Eighty Greenville Public Schools employees stayed after school Monday for a much-awaited shot in the arm.

As they rolled up their sleeves and received the COVID-19 vaccine, smiles and laughter filled the Spectrum Health United Hospital conference room. Hope filled their hearts.

“I’m excited and grateful for this opportunity,” said high school science teacher Tami Braginton. “I know it’s important to get our kids back in school and I feel this a huge step toward that goal.”

Braginton and her colleagues were the first essential workers in Phase 1b to receive the vaccine in Greenville as Spectrum Health begins vaccinating community members this week throughout West Michigan. The Mid-Michigan District Health Department asked Spectrum Health to hold the vaccine clinic for Greenville Public Schools employees.

With 3,600 students and 460 employees, the school district has used a combination of remote and in-person learning since the COVID-19 outbreak.

Coincidently, Monday marked the first day for in-person classes since mid-November.

“This is truly a great day for GPS and we are thrilled this day is finally here,” said Greenville Public Schools superintendent Linda VanHouten. “We are so excited to be able to have our teachers receive the vaccine as it is the catalyst for us to be able to provide stability for our students with in-person learning.”

Educators agreed there is no comparison between in-person and virtual learning.

“Trying to engage kids through a computer every day, for multiple hours a day, is near impossible,” VanHouten said. “Our teachers have risen to the challenge, they have been creative, innovative and resilient—they haven’t given up. They are there for the kids. They know the kids need them.”
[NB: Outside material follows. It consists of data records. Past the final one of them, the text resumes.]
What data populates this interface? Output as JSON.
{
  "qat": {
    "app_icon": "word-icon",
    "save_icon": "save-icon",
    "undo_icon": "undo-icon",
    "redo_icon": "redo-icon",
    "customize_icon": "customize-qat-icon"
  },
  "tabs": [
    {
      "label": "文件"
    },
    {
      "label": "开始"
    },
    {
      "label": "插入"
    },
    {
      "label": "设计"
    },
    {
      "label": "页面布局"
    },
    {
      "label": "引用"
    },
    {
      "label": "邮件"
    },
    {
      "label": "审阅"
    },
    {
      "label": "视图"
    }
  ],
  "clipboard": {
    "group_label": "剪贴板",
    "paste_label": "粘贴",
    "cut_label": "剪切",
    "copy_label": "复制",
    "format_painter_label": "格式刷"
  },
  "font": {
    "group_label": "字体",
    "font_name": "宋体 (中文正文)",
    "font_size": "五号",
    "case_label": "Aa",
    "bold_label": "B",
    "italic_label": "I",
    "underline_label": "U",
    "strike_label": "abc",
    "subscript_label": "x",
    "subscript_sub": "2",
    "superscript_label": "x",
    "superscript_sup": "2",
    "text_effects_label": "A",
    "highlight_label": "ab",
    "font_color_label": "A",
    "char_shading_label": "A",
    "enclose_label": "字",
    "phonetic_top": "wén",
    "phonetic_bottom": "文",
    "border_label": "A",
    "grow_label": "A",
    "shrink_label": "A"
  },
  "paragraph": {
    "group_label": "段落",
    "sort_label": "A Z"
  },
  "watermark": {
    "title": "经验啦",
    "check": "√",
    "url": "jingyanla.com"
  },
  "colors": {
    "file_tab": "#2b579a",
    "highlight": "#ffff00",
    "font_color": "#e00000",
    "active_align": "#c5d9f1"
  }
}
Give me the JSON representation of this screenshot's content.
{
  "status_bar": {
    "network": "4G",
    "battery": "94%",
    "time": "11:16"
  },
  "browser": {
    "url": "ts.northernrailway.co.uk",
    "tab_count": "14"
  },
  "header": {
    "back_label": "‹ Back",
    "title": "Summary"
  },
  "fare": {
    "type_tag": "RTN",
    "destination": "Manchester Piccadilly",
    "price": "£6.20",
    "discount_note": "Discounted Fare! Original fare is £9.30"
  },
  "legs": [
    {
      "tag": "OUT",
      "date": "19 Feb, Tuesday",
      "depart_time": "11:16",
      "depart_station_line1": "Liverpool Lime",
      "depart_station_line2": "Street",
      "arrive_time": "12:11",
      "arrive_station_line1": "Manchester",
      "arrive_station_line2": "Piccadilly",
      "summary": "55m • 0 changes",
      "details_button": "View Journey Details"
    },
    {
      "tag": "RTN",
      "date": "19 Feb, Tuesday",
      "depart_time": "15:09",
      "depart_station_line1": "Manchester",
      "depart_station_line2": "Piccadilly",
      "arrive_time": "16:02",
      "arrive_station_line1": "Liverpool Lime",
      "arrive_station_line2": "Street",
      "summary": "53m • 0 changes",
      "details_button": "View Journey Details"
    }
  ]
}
Braginton shared how the normal high school experience has been disrupted and her hopes for the future.

“I am looking forward to getting back to normal so that students can experience high school activities and sports and things that come with that,” she said. “Being in person is much better than distance learning.”

The normalcy educators crave includes more than academics.

Last year’s Greenville High School graduation ceremony had to be hosted in the high school parking lot. Families stayed in their cars as names were read over a large speaker.

Prom and homecoming were canceled.

Most sports have been canceled.

Band, choir, drama or orchestra performances had to be put on hold.

Students are not gathering after school for club meetings.

VanHouten said students have suffered.

“Mental health has become the priority,” VanHouten said. “It might be a safety call after hours. It might be a check in. It might be contacting those kids individually or talking to their friends or connecting them with resources of social workers and counsellors.”

“I can tell you many of the teachers will say they spend more time on that than they do on actually teaching,” she said. “We’ve always made building positive relationships with kids a priority, but never has it had to be to this extent.”

For Braginton, just being able to see her students is good for her own mental health.

“I miss my students and seeing their faces,” she said. “The whole face-to-face interaction is definitely a bonus in this job and being able to read body language.”

It has also affected what she can teach.

“Hands-on labs have been on the back burner,” she said. “To try and teach science labs online has been a learning curve to say the least.”

Middle school science teacher Joe Conley also received the vaccine Monday. He agreed it’s important to get back to in-person learning.

“Middle school-aged kids struggle with not having a social aspect to learning,” he said. “They should be learning together with other students. That’s where they can really excel. Group work is important and that’s hard to do online. Very hard.”

Colleague Kathy Cavendish, a special education paraprofessional, received the vaccine so she can protect the people she cares about.

“I was undecided, but I feel it’s helping family, friends and coworkers,” she said. “I’m just going to have my faith and hope it’s what I need to do.”

Kim Bell, dean of students at the district’s alternative education program, received the vaccine at her doctor’s urging.

“I was a little hesitant because it’s new… but I checked with my doctor and he said I should get it, so I did,” Bell said. “My doctor had COVID and had a lot of problems with it.”

Jon Ashford, Chief Operating Officer for Spectrum Health United and Kelsey Hospitals, said it was a big day in the community.

“This has been an exciting process for us to rollout our Phase 1b to our essential workers, and in particular Greenville Public Schools,” Ashford said. “We will continue to roll out our vaccine in the community as we receive more doses.”

VanHouten felt humbled and pleased school district personnel received the vaccine in the early phases of the rollout.

“I’m just so grateful,” she said. “We know that everybody wants the vaccine. We are just thrilled that we are able to be some of the first ones to get them, and we are looking forward to when our whole community can feel safe and hopeful and moving to normalcy.”